One of the most often-asked questions I get asked as a pastor has to do with pain and suffering. In my experience,  people who are going through difficult seasons almost always want to ascribe some kind of meaning to what is happening to them.  

But sometimes, there doesn't seem to be any meaning to ascribe.  

"It seems so pointless sometimes," a church member, who was going through a very rough patch of life told me once.  "I am fine with accepting God's will, and I get that sometimes stuff just happens, but this just feels meaningless to me.  It's like God's cruel joke."  

In the past I have been guilty of answering these kinds of questions with platitudes.  "If God brought you to it, then God will get you through it," comes to mind.  

There's truth in platitudes, don't get me wrong.  But it seems to me that what we need most in our valley-of-the-shadow seasons is to be able reframe our suffering and hardships in a way that leads us to a deeper connection to God.   

I read recently that in the first year of it's life, a lobster will shed it's shell up to fourteen times.   Shedding it's shell takes the lobster about ten days, and during that time when it's naked, vulnerable and without any armor it will grow seven percent.  

When we go through seasons of loss, hardship, tough times, pain and suffering we often find that the "armor" we've constructed on our own (a false sense of safety, security coupled with our own strength) falls apart. I know that feeling all too well.  

But, almost every moment of spiritual growth in my life came after a season of shadow.  After I've experienced hardship and suffering, I have discovered a deeper sense of God's presence.  I've drawn closer to God and stronger in my faith after I've known vulnerability and seen my self-constructed armor disintegrate.

May you find in the midst of your hard times a sense of God's real presence in your life.  May you find that the meaning you seek within the season of shadow is the strength you gain through your full and complete reliance on God in the midst of it.  

And may the grace and peace of our Lord Jesus Christ be with you now and always. Amen. 
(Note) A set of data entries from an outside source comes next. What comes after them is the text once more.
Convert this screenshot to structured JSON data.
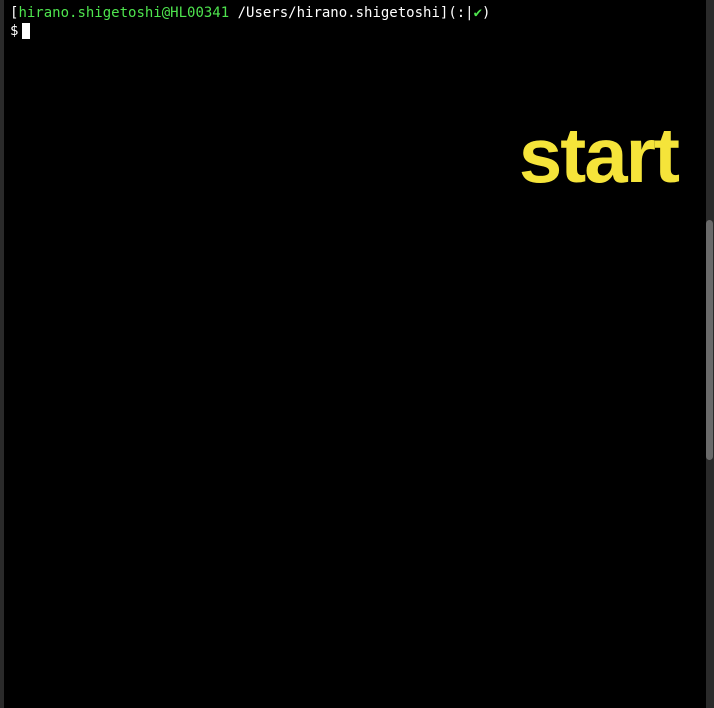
{
  "terminal": {
    "prompt": {
      "bracket_open": "[",
      "user_host": "hirano.shigetoshi@HL00341",
      "path": " /Users/hirano.shigetoshi",
      "bracket_close": "]",
      "paren_open": "(",
      "status": ":|",
      "checkmark": "✔",
      "paren_close": ")"
    },
    "input": {
      "symbol": "$"
    }
  },
  "overlay": {
    "label": "start"
  }
}
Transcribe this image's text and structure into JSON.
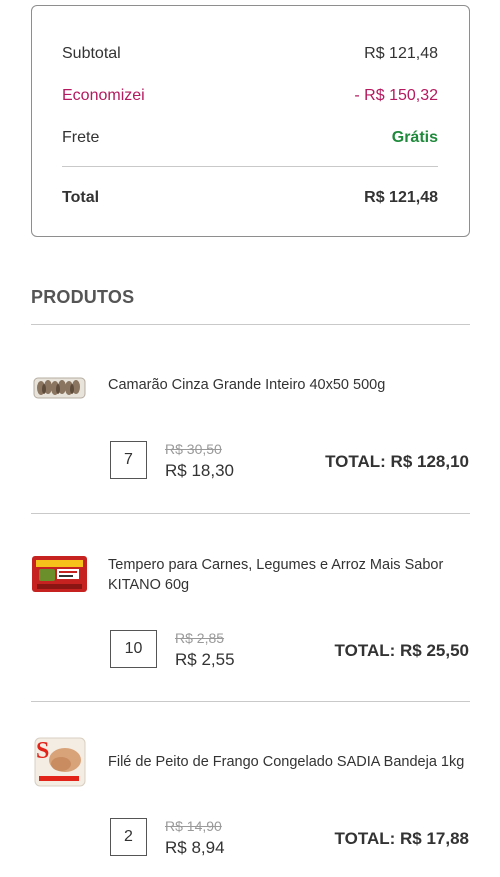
{
  "summary": {
    "subtotal_label": "Subtotal",
    "subtotal_value": "R$ 121,48",
    "savings_label": "Economizei",
    "savings_value": "- R$ 150,32",
    "shipping_label": "Frete",
    "shipping_value": "Grátis",
    "total_label": "Total",
    "total_value": "R$ 121,48"
  },
  "products_title": "PRODUTOS",
  "products": [
    {
      "name": "Camarão Cinza Grande Inteiro 40x50 500g",
      "quantity": "7",
      "old_price": "R$ 30,50",
      "price": "R$ 18,30",
      "total": "TOTAL: R$ 128,10",
      "icon": "shrimp-package-icon"
    },
    {
      "name": "Tempero para Carnes, Legumes e Arroz Mais Sabor KITANO 60g",
      "quantity": "10",
      "old_price": "R$ 2,85",
      "price": "R$ 2,55",
      "total": "TOTAL: R$ 25,50",
      "icon": "seasoning-package-icon"
    },
    {
      "name": "Filé de Peito de Frango Congelado SADIA Bandeja 1kg",
      "quantity": "2",
      "old_price": "R$ 14,90",
      "price": "R$ 8,94",
      "total": "TOTAL: R$ 17,88",
      "icon": "chicken-package-icon"
    }
  ],
  "colors": {
    "savings": "#b5195f",
    "free_shipping": "#1f8a3c",
    "divider": "#c9c9c9"
  }
}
Comments

Popular posts from this blog

The Lord Needs It: Lessons From A Donkey

The Light & The Darkness: A Christmas Eve Sermon

Different - Week One: Trust